→ PROVIDED RECORDS

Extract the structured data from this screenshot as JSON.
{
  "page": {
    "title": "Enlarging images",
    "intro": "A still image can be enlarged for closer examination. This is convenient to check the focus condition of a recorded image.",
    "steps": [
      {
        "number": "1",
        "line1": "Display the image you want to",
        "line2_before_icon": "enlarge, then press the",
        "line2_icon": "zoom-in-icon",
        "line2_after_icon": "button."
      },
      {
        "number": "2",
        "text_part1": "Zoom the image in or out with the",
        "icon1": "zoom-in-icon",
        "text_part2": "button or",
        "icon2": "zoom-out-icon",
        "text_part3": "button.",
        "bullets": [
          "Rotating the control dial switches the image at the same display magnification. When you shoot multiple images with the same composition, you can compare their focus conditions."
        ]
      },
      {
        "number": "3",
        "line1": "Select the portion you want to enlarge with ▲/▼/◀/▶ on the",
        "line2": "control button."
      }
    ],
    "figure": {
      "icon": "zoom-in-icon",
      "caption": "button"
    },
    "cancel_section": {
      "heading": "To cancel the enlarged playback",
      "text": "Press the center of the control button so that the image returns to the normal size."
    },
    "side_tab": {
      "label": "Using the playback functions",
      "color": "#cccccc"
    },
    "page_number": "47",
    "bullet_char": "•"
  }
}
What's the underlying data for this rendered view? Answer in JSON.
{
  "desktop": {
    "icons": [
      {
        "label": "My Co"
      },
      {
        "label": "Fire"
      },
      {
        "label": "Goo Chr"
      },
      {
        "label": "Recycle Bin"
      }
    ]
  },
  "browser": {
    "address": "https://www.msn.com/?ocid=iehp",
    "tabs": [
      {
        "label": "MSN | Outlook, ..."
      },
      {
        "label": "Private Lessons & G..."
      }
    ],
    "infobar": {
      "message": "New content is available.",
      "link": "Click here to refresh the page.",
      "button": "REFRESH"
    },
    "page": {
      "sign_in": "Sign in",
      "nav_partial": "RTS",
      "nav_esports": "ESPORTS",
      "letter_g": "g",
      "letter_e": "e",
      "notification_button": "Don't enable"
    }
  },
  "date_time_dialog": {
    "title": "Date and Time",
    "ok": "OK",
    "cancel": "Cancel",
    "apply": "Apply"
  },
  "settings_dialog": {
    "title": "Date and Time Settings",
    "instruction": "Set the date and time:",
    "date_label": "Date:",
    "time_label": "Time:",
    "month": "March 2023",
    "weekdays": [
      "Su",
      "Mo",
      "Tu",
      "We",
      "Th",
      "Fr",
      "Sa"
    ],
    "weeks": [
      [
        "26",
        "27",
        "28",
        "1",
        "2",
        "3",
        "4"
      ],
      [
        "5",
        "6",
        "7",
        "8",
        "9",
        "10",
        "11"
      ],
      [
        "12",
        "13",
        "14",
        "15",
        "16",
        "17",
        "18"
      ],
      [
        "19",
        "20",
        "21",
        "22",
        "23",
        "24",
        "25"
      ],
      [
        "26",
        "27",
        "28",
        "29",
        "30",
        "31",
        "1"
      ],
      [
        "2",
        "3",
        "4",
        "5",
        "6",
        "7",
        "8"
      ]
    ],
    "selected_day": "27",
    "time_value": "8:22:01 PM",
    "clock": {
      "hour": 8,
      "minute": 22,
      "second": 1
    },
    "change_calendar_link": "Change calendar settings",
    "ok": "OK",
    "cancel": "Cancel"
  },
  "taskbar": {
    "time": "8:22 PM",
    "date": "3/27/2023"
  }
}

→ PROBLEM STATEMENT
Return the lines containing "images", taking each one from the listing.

→ SOLUTION TO THIS TASK
    "title": "Enlarging images",
          "Rotating the control dial switches the image at the same display magnification. When you shoot multiple images with the same composition, you can compare their focus conditions."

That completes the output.